It is a combination of two things: the private/public key-pair and a asymetric cryptoalgorithm.

If you encript data with the public key (PUB), you can only decrypt it with the private key (PRI), not with the PUB itself or some other key. And the other way round.

So you can freely give away the PUB. When someone encrypts a message with it, only you, having the secret PRI key, can decrypt it.

So you transfer the PUB to the server.

Then you connect to the server using ssh.

The server encrypts some data with PUB and sends it to you. Only you can decrypt it using PRI. So you now have the plain data.

You then encrypt it with PRI and send it back to the server. It can only be decrypted with PUB and the server does so.

It then checks if the data is the same as the data it has send to you. If it is, it knows it is really you, as only you, the holder of PRI, could have decrypted and reenrypted the data so it "survives" the roundtrip.

Data_A ==> encrypt with PUB ---send to client---> decrypt with PRI ==> Data_A

Data_A ==> encrypt with PRI ---send to server---> decrypt with PUB ==> Data_A

--> Data_A sent, Data_A received ==> OK, this is the user.

Now, someone tries to connect, he does not have the real PRI key:

Data_A ==> encrypt with PUB ---send to client---> decrypt with FALSE_PRI ==> Data_B

Data_B ==> encrypt with FALSE_PRI ---send to server---> decrypt with PUB ==> Data_C

Data_A sent, Data_C received ==> This is not the user, login refused

So it basically checks, if the user connecting is the one having the matching PRI key to the PUB key he left at the server.



[ Reply to This | # ]
Modify Remote Login server to block scripted attacks
Authored by: Ronaldinho on Feb 12, '05 03:47:11PM

Dumb question:

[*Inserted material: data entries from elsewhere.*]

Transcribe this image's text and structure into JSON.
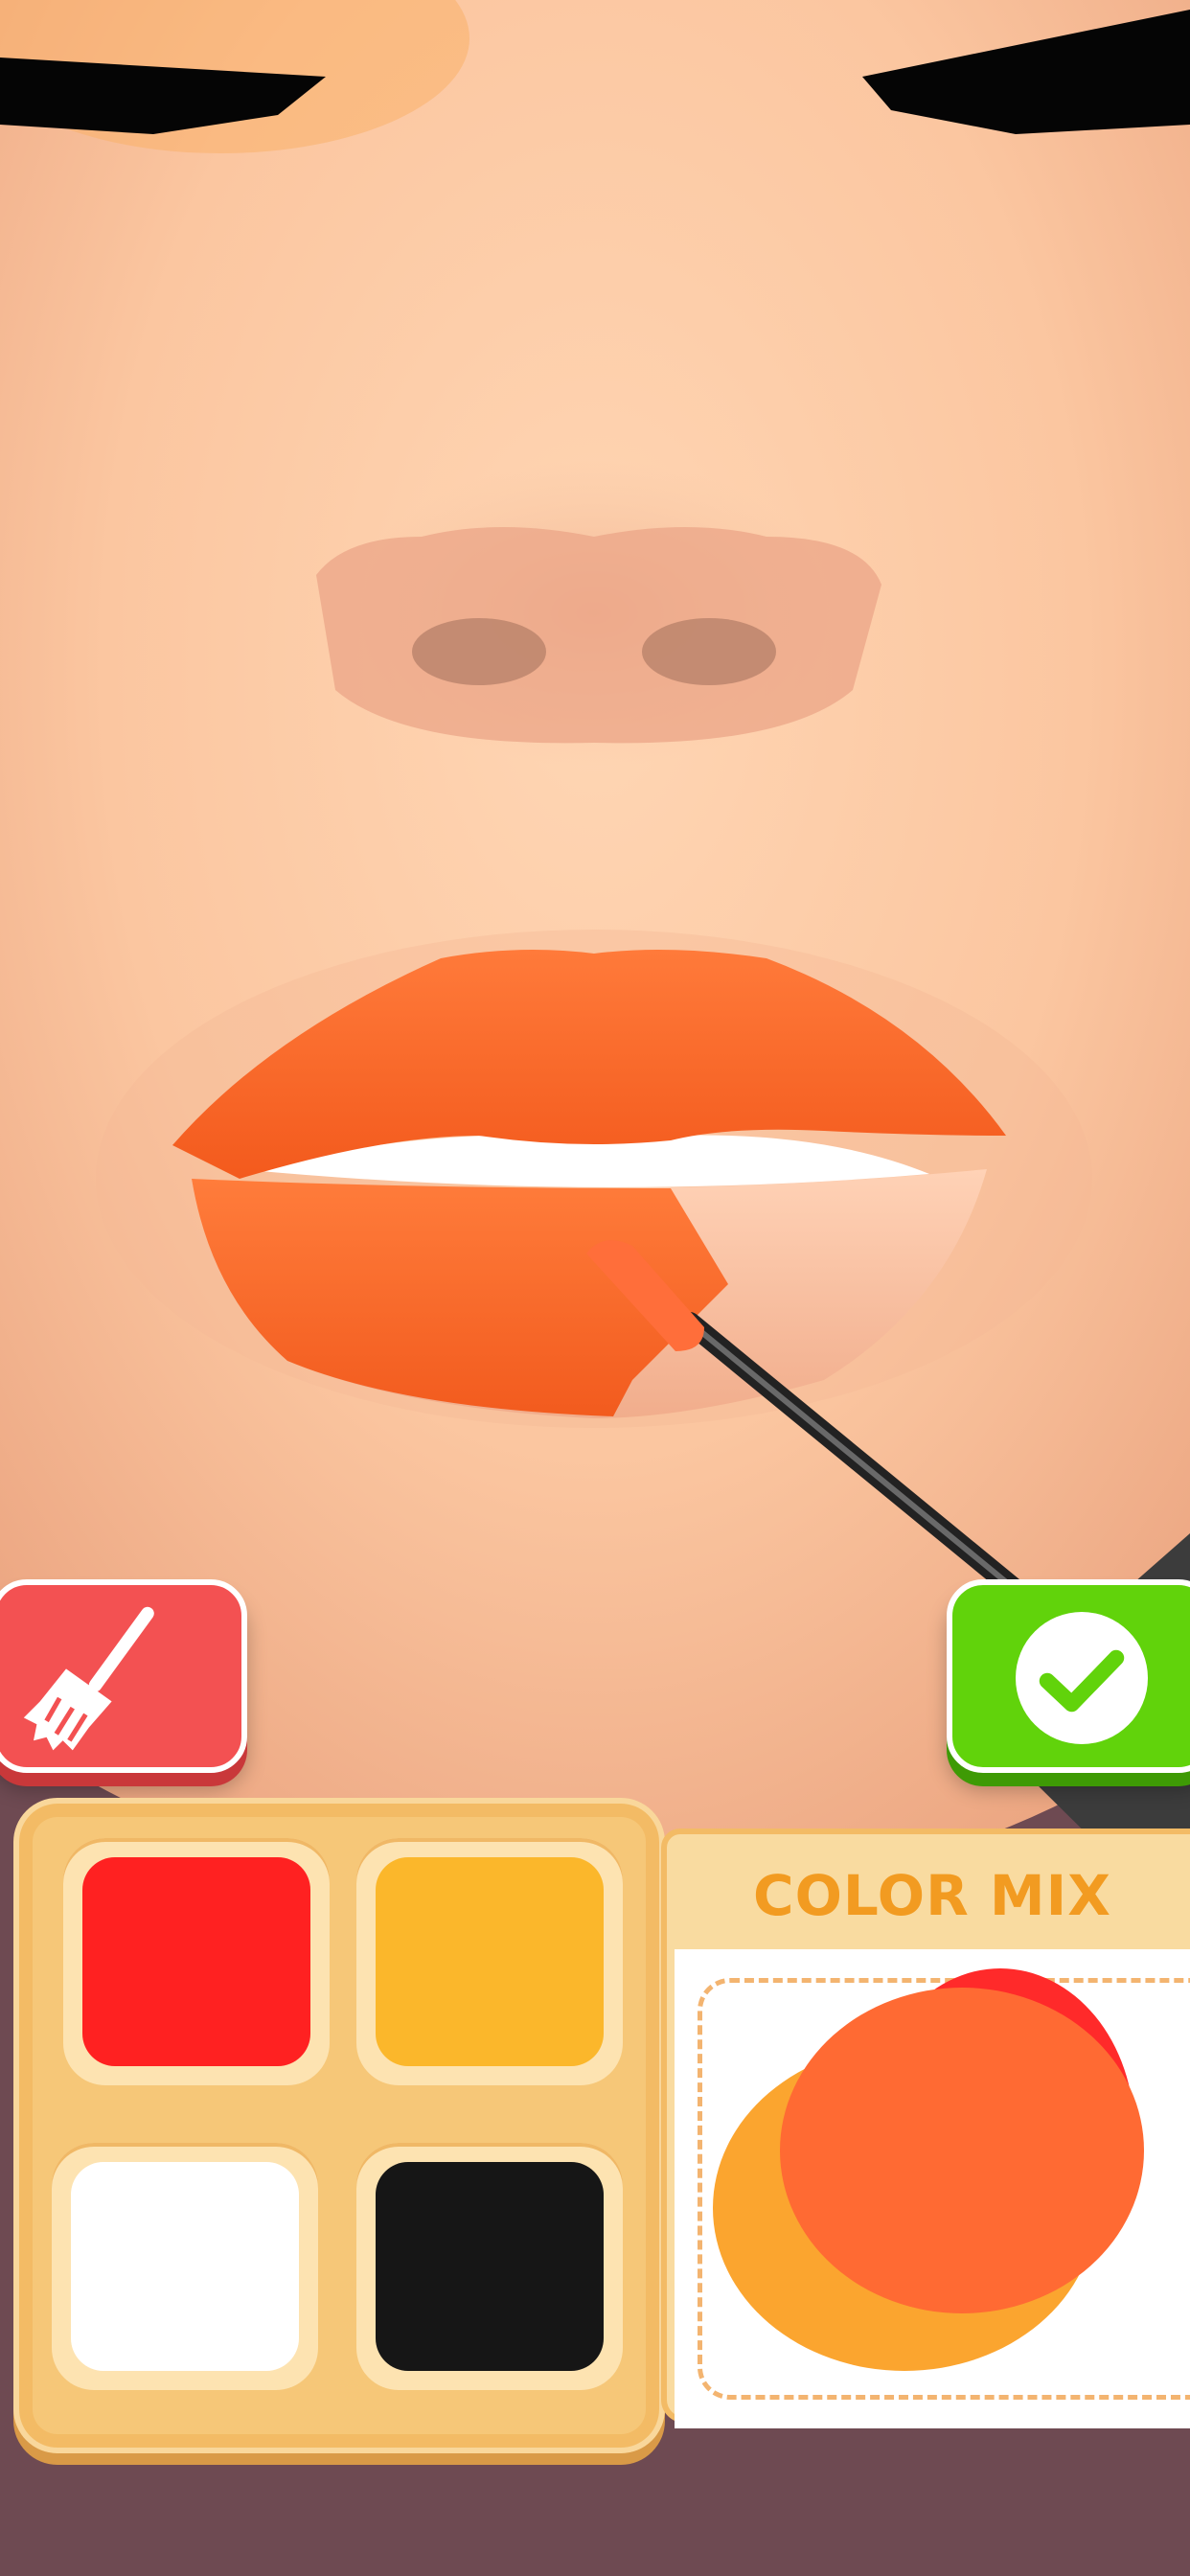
{
  "game": {
    "color_mix_label": "COLOR MIX",
    "clear_button_icon": "broom-icon",
    "done_button_icon": "checkmark-icon",
    "palette_colors": [
      {
        "name": "red",
        "hex": "#ff2121"
      },
      {
        "name": "yellow",
        "hex": "#fbb72b"
      },
      {
        "name": "white",
        "hex": "#ffffff"
      },
      {
        "name": "black",
        "hex": "#161616"
      }
    ],
    "mixed_color": "#ff6a33"
  }
}
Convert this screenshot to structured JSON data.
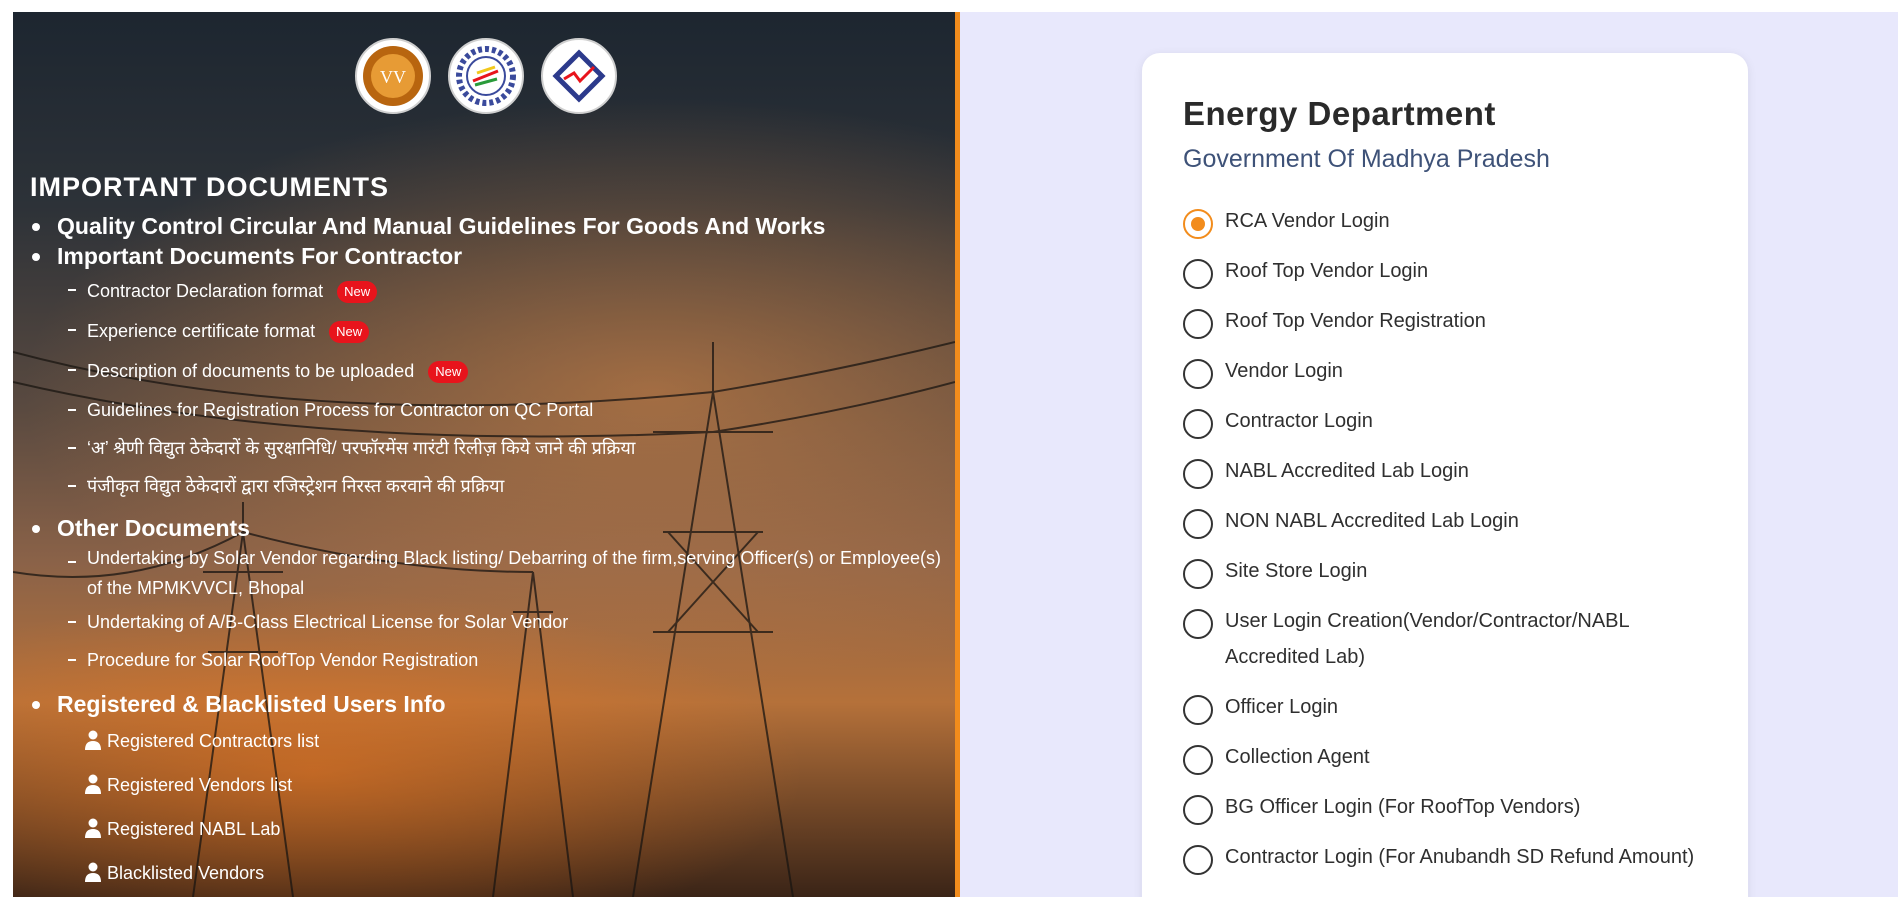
{
  "logos": [
    {
      "name": "vv-logo",
      "text": "VV"
    },
    {
      "name": "gear-logo"
    },
    {
      "name": "diamond-logo"
    }
  ],
  "left": {
    "title": "IMPORTANT DOCUMENTS",
    "sections": [
      {
        "heading": "Quality Control Circular And Manual Guidelines For Goods And Works",
        "items": []
      },
      {
        "heading": "Important Documents For Contractor",
        "items": [
          {
            "label": "Contractor Declaration format",
            "badge": "New"
          },
          {
            "label": "Experience certificate format",
            "badge": "New"
          },
          {
            "label": "Description of documents to be uploaded",
            "badge": "New"
          },
          {
            "label": "Guidelines for Registration Process for Contractor on QC Portal"
          },
          {
            "label": "‘अ’ श्रेणी विद्युत ठेकेदारों के सुरक्षानिधि/ परफॉरमेंस गारंटी रिलीज़ किये जाने की प्रक्रिया"
          },
          {
            "label": "पंजीकृत विद्युत ठेकेदारों द्वारा रजिस्ट्रेशन निरस्त करवाने की प्रक्रिया"
          }
        ]
      },
      {
        "heading": "Other Documents",
        "items": [
          {
            "label": "Undertaking by Solar Vendor regarding Black listing/ Debarring of the firm,serving Officer(s) or Employee(s) of the MPMKVVCL, Bhopal"
          },
          {
            "label": "Undertaking of A/B-Class Electrical License for Solar Vendor"
          },
          {
            "label": "Procedure for Solar RoofTop Vendor Registration"
          }
        ]
      }
    ],
    "users_heading": "Registered & Blacklisted Users Info",
    "users": [
      {
        "label": "Registered Contractors list"
      },
      {
        "label": "Registered Vendors list"
      },
      {
        "label": "Registered NABL Lab"
      },
      {
        "label": "Blacklisted Vendors"
      }
    ]
  },
  "card": {
    "title": "Energy Department",
    "subtitle": "Government Of Madhya Pradesh",
    "selected_index": 0,
    "options": [
      "RCA Vendor Login",
      "Roof Top Vendor Login",
      "Roof Top Vendor Registration",
      "Vendor Login",
      "Contractor Login",
      "NABL Accredited Lab Login",
      "NON NABL Accredited Lab Login",
      "Site Store Login",
      "User Login Creation(Vendor/Contractor/NABL Accredited Lab)",
      "Officer Login",
      "Collection Agent",
      "BG Officer Login (For RoofTop Vendors)",
      "Contractor Login (For Anubandh SD Refund Amount)"
    ]
  },
  "colors": {
    "accent": "#f28c1c",
    "badge": "#e8141c",
    "right_bg": "#e8e8fc"
  }
}
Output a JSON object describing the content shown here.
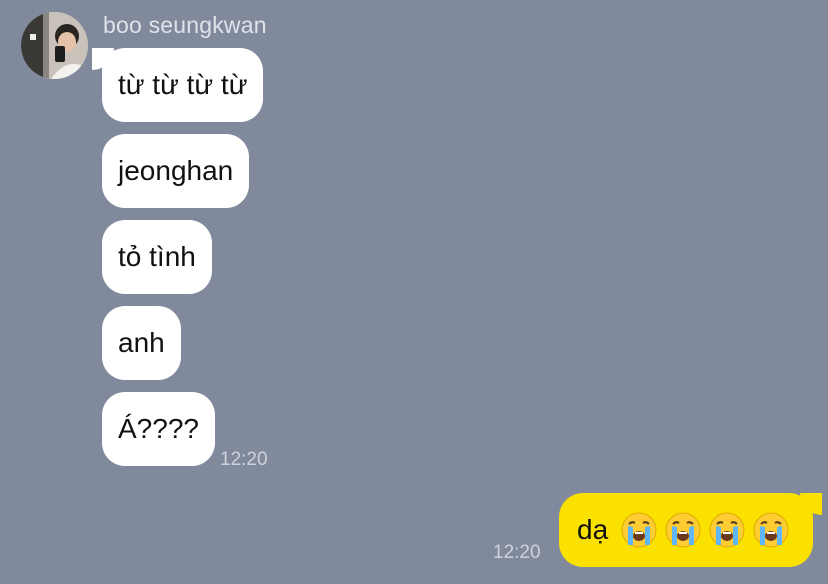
{
  "contact": {
    "name": "boo seungkwan",
    "avatar": "profile-photo"
  },
  "incoming": {
    "messages": [
      {
        "text": "từ từ từ từ"
      },
      {
        "text": "jeonghan"
      },
      {
        "text": "tỏ tình"
      },
      {
        "text": "anh"
      },
      {
        "text": "Á????"
      }
    ],
    "time": "12:20"
  },
  "outgoing": {
    "text": "dạ",
    "emojis": [
      "loudly-crying-face-icon",
      "loudly-crying-face-icon",
      "loudly-crying-face-icon",
      "loudly-crying-face-icon"
    ],
    "time": "12:20"
  },
  "colors": {
    "background": "#818a9c",
    "incoming_bubble": "#ffffff",
    "outgoing_bubble": "#fae100"
  }
}
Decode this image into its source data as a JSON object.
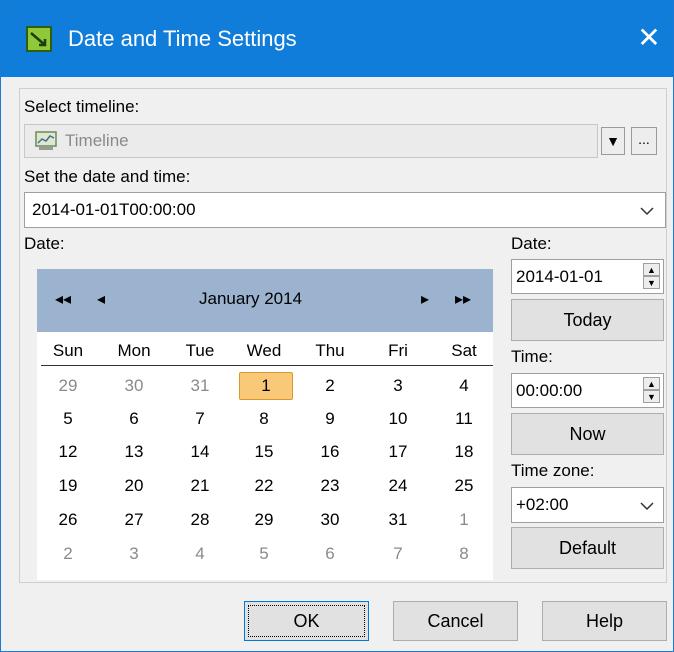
{
  "window": {
    "title": "Date and Time Settings",
    "close_glyph": "✕",
    "icon": "clock-settings-icon"
  },
  "timeline": {
    "label": "Select timeline:",
    "value": "Timeline",
    "icon": "timeline-chart-icon",
    "dropdown_glyph": "▼",
    "more_label": "..."
  },
  "datetime": {
    "label": "Set the date and time:",
    "value": "2014-01-01T00:00:00"
  },
  "calendar": {
    "label": "Date:",
    "month_label": "January  2014",
    "nav": {
      "prev_year": "◂◂",
      "prev_month": "◂",
      "next_month": "▸",
      "next_year": "▸▸"
    },
    "weekdays": [
      "Sun",
      "Mon",
      "Tue",
      "Wed",
      "Thu",
      "Fri",
      "Sat"
    ],
    "weeks": [
      [
        "29",
        "30",
        "31",
        "1",
        "2",
        "3",
        "4"
      ],
      [
        "5",
        "6",
        "7",
        "8",
        "9",
        "10",
        "11"
      ],
      [
        "12",
        "13",
        "14",
        "15",
        "16",
        "17",
        "18"
      ],
      [
        "19",
        "20",
        "21",
        "22",
        "23",
        "24",
        "25"
      ],
      [
        "26",
        "27",
        "28",
        "29",
        "30",
        "31",
        "1"
      ],
      [
        "2",
        "3",
        "4",
        "5",
        "6",
        "7",
        "8"
      ]
    ],
    "selected_day": "1"
  },
  "side": {
    "date_label": "Date:",
    "date_value": "2014-01-01",
    "today_button": "Today",
    "time_label": "Time:",
    "time_value": "00:00:00",
    "now_button": "Now",
    "timezone_label": "Time zone:",
    "timezone_value": "+02:00",
    "default_button": "Default"
  },
  "footer": {
    "ok": "OK",
    "cancel": "Cancel",
    "help": "Help"
  },
  "colors": {
    "titlebar": "#0f7dd9",
    "calendar_header": "#9bb3cf",
    "selected_day": "#f9c979"
  }
}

If I have root access disabled via Netinfo Manager, do I have to worry about somebody logging in as root via SSH.

Can I still use sudo in terminal?



[ Reply to This | # ]
disable root, sudoers
Authored by: gatorparrots on Feb 13, '05 02:43:52PM
The answers to your questions are "no" and "yes."

By default, root is disabled (as indicated by the "*" in the passwd field in the NetInfo database). One suggestion I might make is to go ahead and enable the root user in NetInfo Manager and assign a strong, nontrival password. Then, disable the root user again. This marginally increases the security of your system. But of course, there are many ways to reset the System Administrator's password...

The sudoers file indicates:

# User privilege specification
root    ALL=(ALL) ALL
%admin  ALL=(ALL) ALL
In other words, anything root can do, an admin user can do.

[ Reply to This | # ]
disable root, sudoers
Authored by: JohnnyMnemonic on Feb 13, '05 06:51:43PM

In other words, anything root can do, an admin user can do.

Including becoming root. If you can sudo, you can "sudo -s", which gives you persistent root access.

The only advantage is that, if you disable root, you can restrict who is able to sudo. That is, "root" is a guessable user name, but perhaps the single user that you've allowed to sudo is not. Otherwise it appears to be just as much of a security issue.

[ Reply to This | # ]

Modify Remote Login server to block scripted attacks
Authored by: covisp on Mar 19, '06 04:35:25AM

since nslookup is depecrated and spits out errors every time you use it, I played around with this and got it working with dig:

dig $MYNAME | grep -A1 $MYNAME| awk '/^$MYNAME/ { print $5}'

(where $MYNAME is myname.dyndns.org or something similar)



[ Reply to This | # ]